Have You Played? is an endless stream of game retrospectives. One a day, every day of the year, perhaps for all time.
Tribes 2 was superb, offering things no other multiplayer game at the time could: vast landscapes, land and air vehicles, movement which required as much skill as the shooting; and a complex classless system that offered real opportunity for strategy.
When it worked, it worked beautifully. That normally depended upon playing with a clan in which everyone knew their roles. Someone needed to be the flagbearer, who’d ski across levels at great speed to grab the enemy’s flag and return it to base. You’d probably want a couple of infiltrators, who would attempt to get inside the enemy’s base in order to take their power offline before the flagbearer arrived. It’d useful to have someone harassing the enemy team, perched on a high mountain near the base, raining down projectiles. Plus defenders to cover your own flag, and a support team to position mobile spawn points somewhere safe near the frontlines.
When it worked, you could almost – almost – get close to this video, which today plays like the inspiration for all of Ubisoft’s recent E3 stage demos:
All of those things were why it sounded, and could be, so amazing, but they were also the same reasons why it failed to find a large audience. At a time when every other multiplayer game was leaning towards small spaces and accidental teamwork – Counter-Strike, in other words – Tribes was asking a lot of its players. Without even classes to direct people towards useful roles, most public servers were a mess of snipers and stragglers, in maps whose size meant they lacked chokepoints and often left players stranded in no-man’s-land with a long walk in every direction. Even the game’s trademark weapon, the Spinfusor, was a slow-moving projectile that required careful timing to use effectively.
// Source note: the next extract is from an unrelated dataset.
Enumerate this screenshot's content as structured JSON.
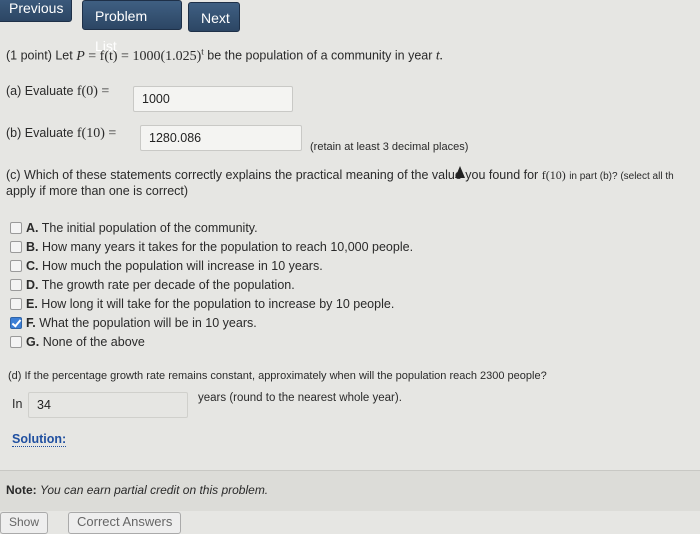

Tribes was never popular, but it’s always been great. I hope people keep trying to remake it.